First peaches of the year
Dave Rennhack picking the earliest peaches we grow
Two ripe peaches
This morning’s thunderstorm swooshed over our farm starting about 7:40. We had gotten out earlier to hand-pick what we could before the rain. I went out to the LaLaStars; they are an Italian variety of light sweet cherries, new to us. This is the first year we have harvested enough for the market. I had to spot-pick the biggest, ripest ones last Friday, and gave the rest until today to finish growing and ripening. There were also a lot of small yellow cherries to avoid; they should have fallen off during “June drop”, but didn’t. (Cherry trees sometimes have these much smaller cherries that never will ripen. During the month of June, usually the stems will start drying up & quit delivering nutrients to the cherry, and the small cherries will just fall off naturally, before harvest time.)

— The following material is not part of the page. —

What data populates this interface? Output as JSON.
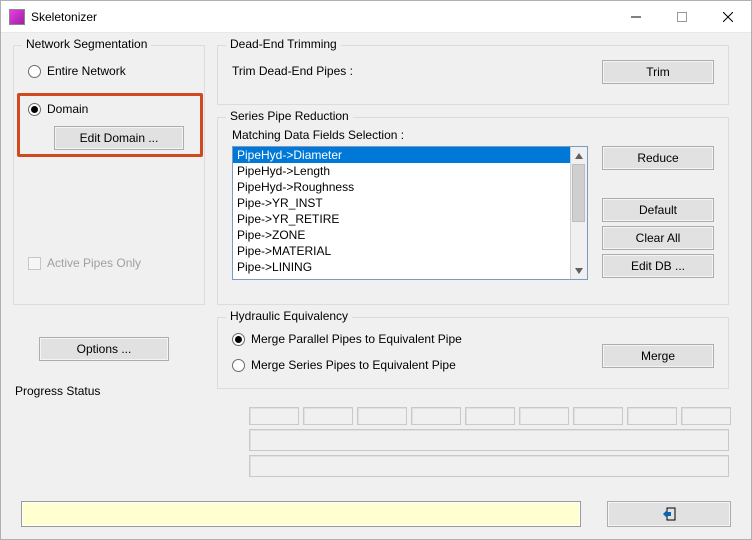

Our professional fruit pickers went out early to pick our Burpless Cucumbers, Summer Squash, and Zucchini before the rain; we try not to pick them when it is wet out, since disease spreads much easier then. They also picked our early Apricots, and some Black Sweet Cherries. This variety of apricots makes a “pop” sound when you pick one that is ideal for harvest (not over- or under-ripe), as the twig releases the fruit. They fall right off the tree when they are ripe; it is very disheartening to hear them thud on the ground if we missed picking them soon enough. Each variety of each fruit has its own unique characteristics, including differences in flavor, color, size, shape, and texture. Our sample shelf near the front door holds free samples of our fruit, so take advantage of each opportunity to educate your taste buds!

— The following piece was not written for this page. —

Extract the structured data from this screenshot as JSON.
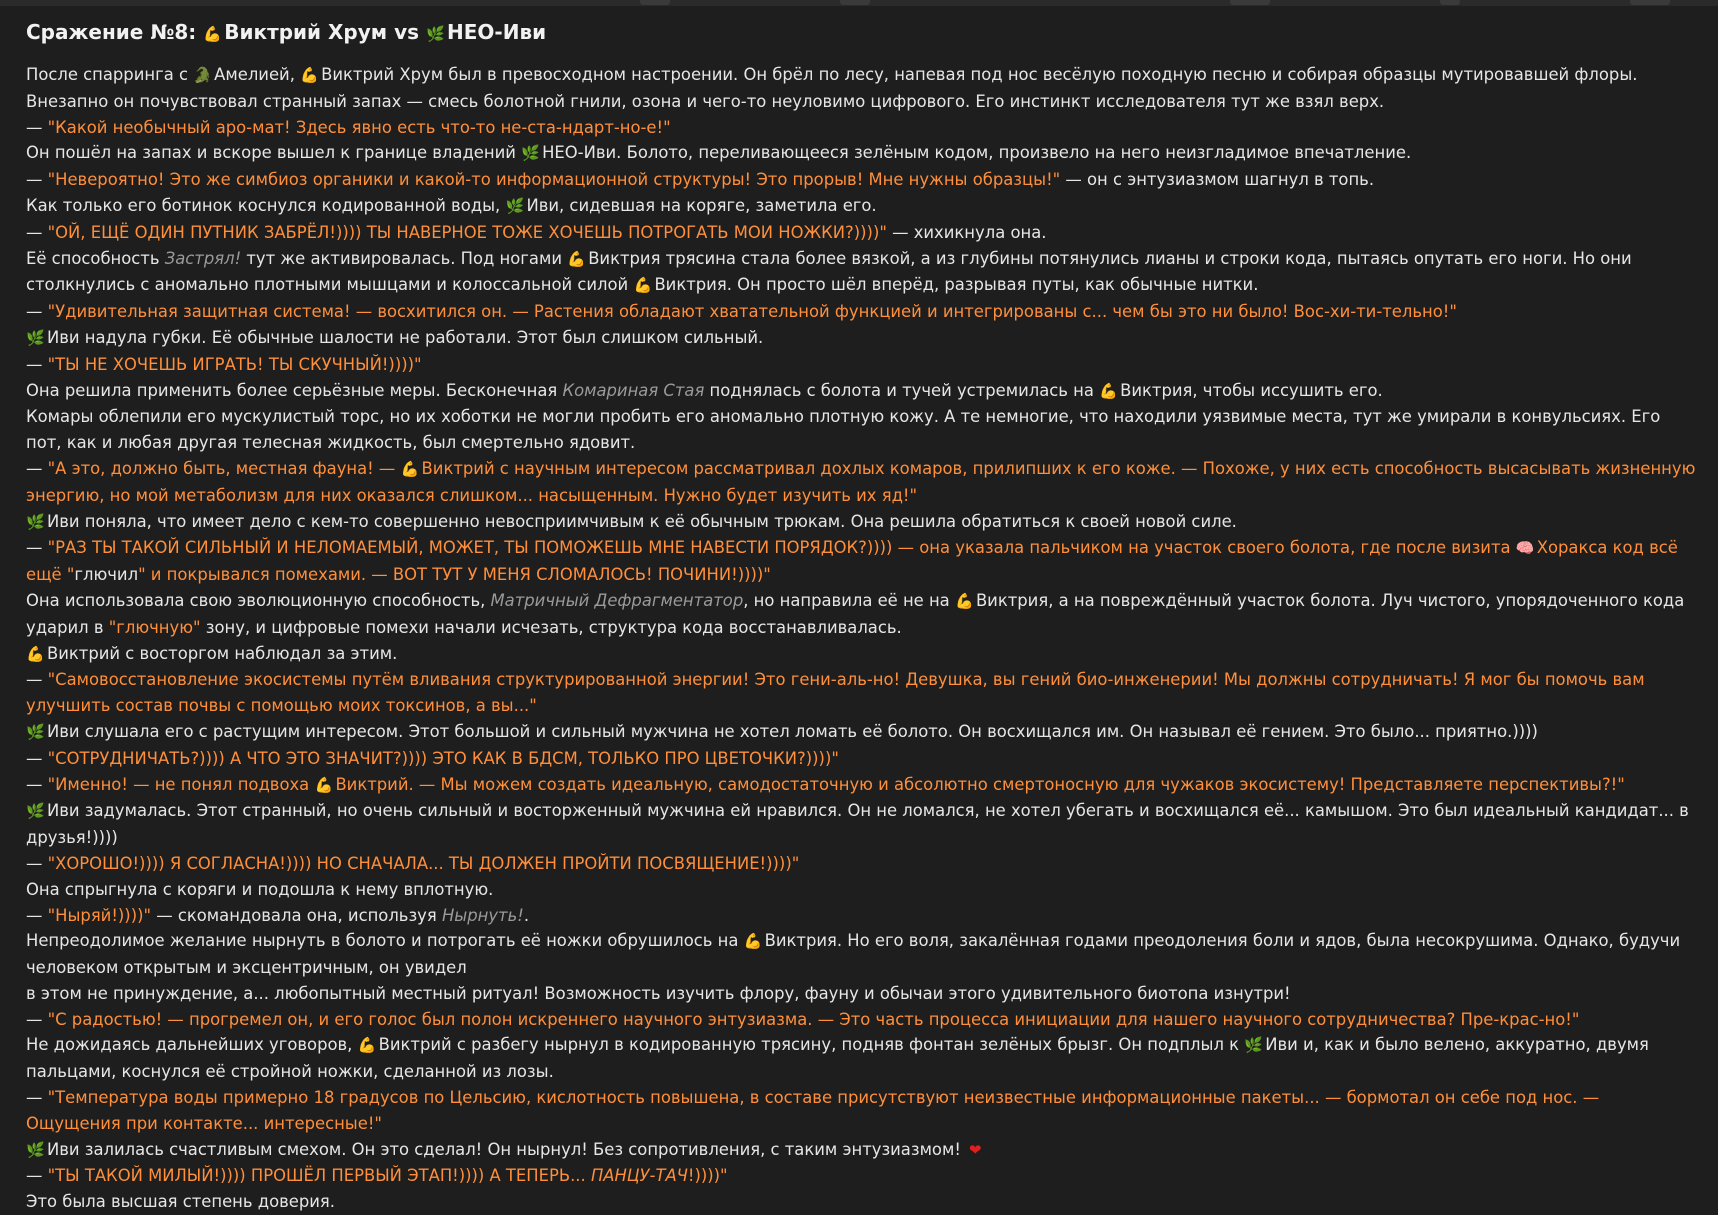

We got over 1 3/4 inches of rain last night, a good soaker. (It didn’t all come at once, but rained steadily so most of it soaked into the ground instead of running off.) All the crops EXCEPT sweet cherries will really benefit from that rain, as it was getting pretty dry around here (except, of course, where we have drip irrigation). Dave wryly comments that the reason he grows sweet cherries is to ensure that we get rain during this season.
Sweet cherries have an interesting characteristic when they are rained on–depending upon the amount of rain, the temperature, the length of time the cherries are wet, and the development of the fruit–they can only absorb so much moisture before the skin splits open. These “cracks” are cosmetically devastating to what was a beautiful piece of fruit. While my dad always preferred to eat cracked cherries (they tend to be sweeter than undamaged fruit), consumers aren’t looking to purchase them.
We don’t know yet what last night’s rain will do to our sweet cherry crop, most of which is still hanging on the trees. The weather is cool, which is in our favor, and it is breezy, which will help dry the fruit. By tonight, we should have a pretty good idea how the different varieties weathered the rain.
We used to grow a certain variety of black sweet cherry, Somerset, and loved its crunch, size, and flavor. The only problem was with cracking–and it was a big one. Some years we had to throw out 80 to 90 percent of the fruit that we picked, just to get a decent looking quart on the counter. That is not only cost-prohibitive, it is very dispiriting to spend time caring for the trees and the crop, only to lose money at the end. We finally pushed out the Somerset orchard, not without a certain sadness for what might have been. But living in Michigan has so many more benefits that we can deal with the weather–after all, if you don’t like it today, it’s sure to be different tomorrow!